Except for Sundays and holidays, never has a day passed when both the FedEx and UPS trucks drove by my house without stopping. My wife is a seasoned online shopper, but most of the cardboard packages left on our doorstep are for me. PGA Tour players, as you might imagine, get a lot of stuff.
Every three months I get a shipment of 50 shirts, plus a few dozen pairs of pants. My clothing supplier wants me to wear the new season and encourages getting rid of the old to avoid confusion. I've purged entire boxes when one sponsor changes a logo. I give clothes to friends as much as I can and save certain items I especially like to wear just around the house. Still, I'm always bringing garbage bags to donation boxes. At the moment, I probably have 300 golf shirts in my closet. I've kept every shirt that I wore on a Sunday when I won (never to wear again, but because I think it's a nice tradition). And like any golfer, I'm occasionally compelled to visit the golf shop when I play a bucket-list course. But other than that, I'm really not sentimental. Shirts just pile up.
Pants are more personal, and I can have a hard time parting with a pair that works. Hats? Don't get me started. You'll find several unopened boxes in my garage. Socks, belts, embroidered towels and random accessories—I tell anyone who visits to take whatever they like. Take as many balls as you want, too, though I've seen only one person grab more than two dozen. I even tell people to take clubs. There's just one staff bag that is off-limits.
The bag is from a year I played well at the Presidents Cup, and it's mostly full of putters. Technology never passes putters by, and you never know when you'll need an old friend.
I know this sounds obnoxious, but when I'm on tour, I wear a new glove every day.
To me, there's a world of difference between a new glove and one that's a day old. If I'm practicing at home, then maybe I'll wear a used one. Hey, it's one of the perks of making it as a professional, so why not?
Compared to other players, I'm actually fairly modest. Some guys want to always match their shoes to their belt or collar, so they travel with eight or nine pairs. I travel with only two pairs of shoes; my gamers and a pair that I'm breaking in. Though the leather never gets too worn. After four tournaments, all my shoes go to The First Tee.
My rule is, if I can't fit everything into one suitcase and my golf-bag travel case, I've packed too much.

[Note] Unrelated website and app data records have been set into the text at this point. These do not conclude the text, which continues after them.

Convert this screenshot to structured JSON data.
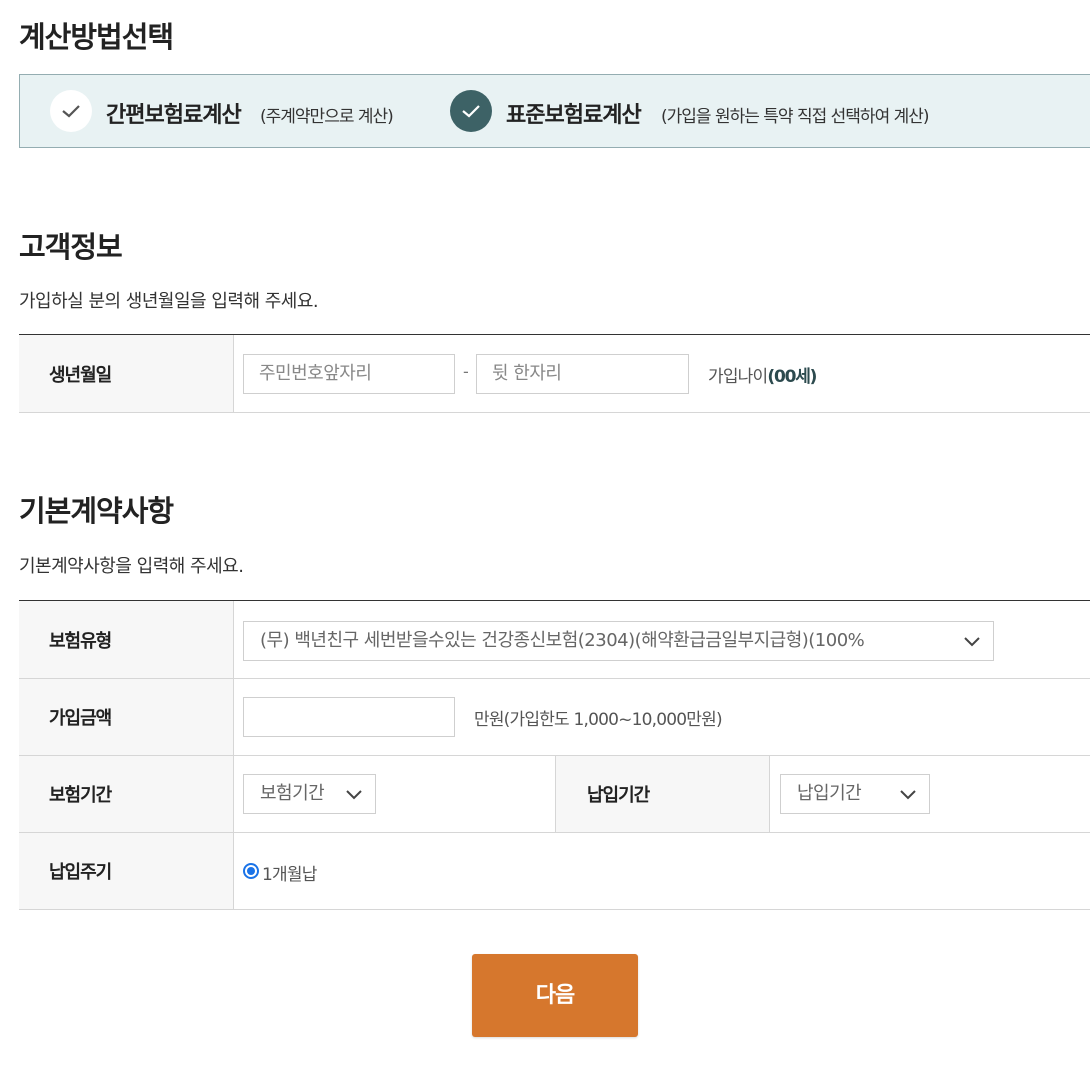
{
  "method": {
    "title": "계산방법선택",
    "options": [
      {
        "label": "간편보험료계산",
        "sub": "(주계약만으로 계산)",
        "selected": false
      },
      {
        "label": "표준보험료계산",
        "sub": "(가입을 원하는 특약 직접 선택하여 계산)",
        "selected": true
      }
    ],
    "selected_color": "#3d6266",
    "box_bg": "#e8f2f3"
  },
  "customer": {
    "title": "고객정보",
    "desc": "가입하실 분의 생년월일을 입력해 주세요.",
    "birth_label": "생년월일",
    "front_placeholder": "주민번호앞자리",
    "separator": "-",
    "back_placeholder": "뒷 한자리",
    "age_prefix": "가입나이",
    "age_value": "(00세)"
  },
  "contract": {
    "title": "기본계약사항",
    "desc": "기본계약사항을 입력해 주세요.",
    "type_label": "보험유형",
    "type_value": "(무) 백년친구 세번받을수있는 건강종신보험(2304)(해약환급금일부지급형)(100%",
    "amount_label": "가입금액",
    "amount_value": "",
    "amount_hint": "만원(가입한도 1,000~10,000만원)",
    "period_label": "보험기간",
    "period_value": "보험기간",
    "pay_period_label": "납입기간",
    "pay_period_value": "납입기간",
    "pay_cycle_label": "납입주기",
    "pay_cycle_option": "1개월납"
  },
  "next_button": "다음",
  "colors": {
    "accent": "#d6772d",
    "radio": "#1a73e8"
  }
}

A dozen shirts plus eight or nine pairs of pants is standard. As long as it's not summer, you can get away with wearing pants a couple of times. If I'm playing three tournaments in a row, the question is whether I'll do laundry once or twice. If a hotel has a setup for guest laundry, I actually enjoy the downtime listening to podcasts or music.
Here's a useful secret for golf fans: If you ever want a free umbrella, hang around one of our tournaments late on a Sunday. Players and caddies are great at "forgetting" umbrellas in the locker room and bag storage. It's sort of horrible that such an expensive item has become disposable out here, but that's the way it is. They're heavy enough to possibly be difference-makers when weighing luggage at the airport, and the equipment trucks are loaded with them if we ever need one. At the U.S. Open at Shinnecock this year, a bunch of players got caught without umbrellas during some unexpected rain Friday morning.
You might think that's incredible, a caddie risking performance in a major championship to save 14 ounces of freight. But when all the stuff is free, the mind-set becomes how to free yourself from it.